Work item: Go through the data and copy every line in which "BANK" appears.

Task inputs:
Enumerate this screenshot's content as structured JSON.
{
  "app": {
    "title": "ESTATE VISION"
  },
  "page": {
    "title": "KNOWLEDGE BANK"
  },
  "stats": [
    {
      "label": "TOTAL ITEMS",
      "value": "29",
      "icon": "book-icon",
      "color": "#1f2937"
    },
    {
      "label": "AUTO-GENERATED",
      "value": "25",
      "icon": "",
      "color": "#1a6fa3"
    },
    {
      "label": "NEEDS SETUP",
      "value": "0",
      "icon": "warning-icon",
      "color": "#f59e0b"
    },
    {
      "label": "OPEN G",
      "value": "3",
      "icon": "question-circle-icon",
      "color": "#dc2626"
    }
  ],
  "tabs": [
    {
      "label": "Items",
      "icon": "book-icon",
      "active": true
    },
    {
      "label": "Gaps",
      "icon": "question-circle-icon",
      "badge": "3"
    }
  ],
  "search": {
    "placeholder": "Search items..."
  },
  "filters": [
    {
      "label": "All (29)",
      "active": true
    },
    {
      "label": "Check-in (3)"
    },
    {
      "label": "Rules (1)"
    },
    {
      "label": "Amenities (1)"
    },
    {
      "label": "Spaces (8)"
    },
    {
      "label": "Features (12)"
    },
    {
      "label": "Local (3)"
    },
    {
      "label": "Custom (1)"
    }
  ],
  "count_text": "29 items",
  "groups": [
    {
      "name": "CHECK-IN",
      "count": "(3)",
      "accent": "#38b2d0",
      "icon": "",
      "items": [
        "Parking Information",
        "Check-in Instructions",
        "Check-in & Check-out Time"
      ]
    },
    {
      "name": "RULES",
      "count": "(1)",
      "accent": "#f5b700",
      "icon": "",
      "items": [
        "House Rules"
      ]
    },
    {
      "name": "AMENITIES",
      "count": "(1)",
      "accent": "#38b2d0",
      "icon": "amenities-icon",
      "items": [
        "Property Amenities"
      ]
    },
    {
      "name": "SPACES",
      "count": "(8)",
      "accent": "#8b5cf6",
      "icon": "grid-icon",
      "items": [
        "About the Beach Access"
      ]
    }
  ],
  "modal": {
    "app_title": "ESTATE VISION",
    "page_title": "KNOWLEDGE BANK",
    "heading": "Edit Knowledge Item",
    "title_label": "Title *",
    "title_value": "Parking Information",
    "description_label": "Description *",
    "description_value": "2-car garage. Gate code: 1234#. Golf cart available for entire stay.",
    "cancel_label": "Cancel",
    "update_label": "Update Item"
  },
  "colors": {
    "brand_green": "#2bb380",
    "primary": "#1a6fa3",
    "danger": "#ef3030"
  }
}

Result for this task:
    "title": "KNOWLEDGE BANK"
    "page_title": "KNOWLEDGE BANK",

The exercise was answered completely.